2. Assignment of linkage groups. One of the topics discussed at a special meeting of maize geneticists at the A A A S meetings in Indianapolis, was the problem of linking workable genes and developing more desirable tester stocks. This is an important question because there are more than 50 suitable genes that haven't been linked and some of the chromosomes are poorly marked.

The plan previously outlined for linking new genes has not been fundamentally changed, but it may well be reviewed here. Each of the ten linkage groups in maize has been assigned to one, or more, cooperator who is charged with testing unplaced characters with his particular chromosome and building up suitable tester stocks. The following assignments have been made:

When a new gene is found, a few seeds involving it should be sent to the secretary of the Maize Genetics Cooperation who will grow them in an increase block and obtain a liberal supply of seed for the central repository.
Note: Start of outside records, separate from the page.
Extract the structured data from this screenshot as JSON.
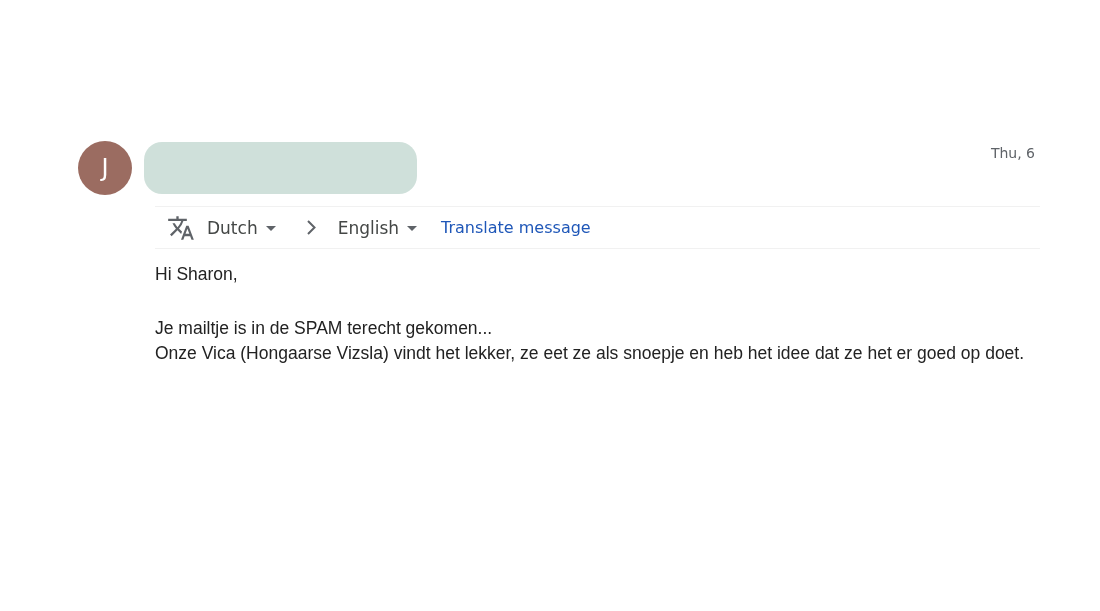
{
  "message": {
    "sender": {
      "initial": "J"
    },
    "date": "Thu, 6"
  },
  "translate_bar": {
    "source_language": "Dutch",
    "target_language": "English",
    "translate_link": "Translate message"
  },
  "body": {
    "greeting": "Hi Sharon,",
    "lines": [
      "Je mailtje is in de SPAM terecht gekomen...",
      "Onze Vica (Hongaarse Vizsla) vindt het lekker, ze eet ze als snoepje en heb het idee dat ze het er goed op doet."
    ]
  }
}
Then the secretary will send a few seeds to each of the above geneticists who will test for linkage in his particular chromosome.

This system has been devised not to limit the number of workers who are trying to link new genes, but rather to insure the linkage of every workable gene.